# [Supplied material]
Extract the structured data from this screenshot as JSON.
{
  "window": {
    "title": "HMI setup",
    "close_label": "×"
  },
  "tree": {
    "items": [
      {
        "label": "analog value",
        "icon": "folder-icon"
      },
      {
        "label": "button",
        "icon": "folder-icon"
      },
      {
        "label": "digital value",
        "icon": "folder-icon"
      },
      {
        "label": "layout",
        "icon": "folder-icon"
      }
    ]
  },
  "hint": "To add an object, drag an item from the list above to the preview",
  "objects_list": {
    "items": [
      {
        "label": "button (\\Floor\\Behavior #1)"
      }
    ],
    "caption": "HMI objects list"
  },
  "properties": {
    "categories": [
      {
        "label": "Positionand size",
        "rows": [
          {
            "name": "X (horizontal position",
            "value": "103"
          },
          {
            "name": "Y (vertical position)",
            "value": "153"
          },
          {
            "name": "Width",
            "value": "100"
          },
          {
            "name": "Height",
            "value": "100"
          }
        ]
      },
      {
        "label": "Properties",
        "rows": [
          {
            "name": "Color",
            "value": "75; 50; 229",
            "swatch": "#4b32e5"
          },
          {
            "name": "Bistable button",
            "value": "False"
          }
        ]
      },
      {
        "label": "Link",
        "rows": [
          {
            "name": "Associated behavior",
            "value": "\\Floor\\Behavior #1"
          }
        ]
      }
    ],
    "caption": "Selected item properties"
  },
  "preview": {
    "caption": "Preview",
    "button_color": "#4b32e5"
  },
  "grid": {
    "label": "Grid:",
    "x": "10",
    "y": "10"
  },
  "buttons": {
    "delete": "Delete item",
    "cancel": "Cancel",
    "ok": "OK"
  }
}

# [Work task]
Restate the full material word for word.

# [Response to this exercise]
Extract the structured data from this screenshot as JSON.
{
  "window": {
    "title": "HMI setup",
    "close_label": "×"
  },
  "tree": {
    "items": [
      {
        "label": "analog value",
        "icon": "folder-icon"
      },
      {
        "label": "button",
        "icon": "folder-icon"
      },
      {
        "label": "digital value",
        "icon": "folder-icon"
      },
      {
        "label": "layout",
        "icon": "folder-icon"
      }
    ]
  },
  "hint": "To add an object, drag an item from the list above to the preview",
  "objects_list": {
    "items": [
      {
        "label": "button (\\Floor\\Behavior #1)"
      }
    ],
    "caption": "HMI objects list"
  },
  "properties": {
    "categories": [
      {
        "label": "Positionand size",
        "rows": [
          {
            "name": "X (horizontal position",
            "value": "103"
          },
          {
            "name": "Y (vertical position)",
            "value": "153"
          },
          {
            "name": "Width",
            "value": "100"
          },
          {
            "name": "Height",
            "value": "100"
          }
        ]
      },
      {
        "label": "Properties",
        "rows": [
          {
            "name": "Color",
            "value": "75; 50; 229",
            "swatch": "#4b32e5"
          },
          {
            "name": "Bistable button",
            "value": "False"
          }
        ]
      },
      {
        "label": "Link",
        "rows": [
          {
            "name": "Associated behavior",
            "value": "\\Floor\\Behavior #1"
          }
        ]
      }
    ],
    "caption": "Selected item properties"
  },
  "preview": {
    "caption": "Preview",
    "button_color": "#4b32e5"
  },
  "grid": {
    "label": "Grid:",
    "x": "10",
    "y": "10"
  },
  "buttons": {
    "delete": "Delete item",
    "cancel": "Cancel",
    "ok": "OK"
  }
}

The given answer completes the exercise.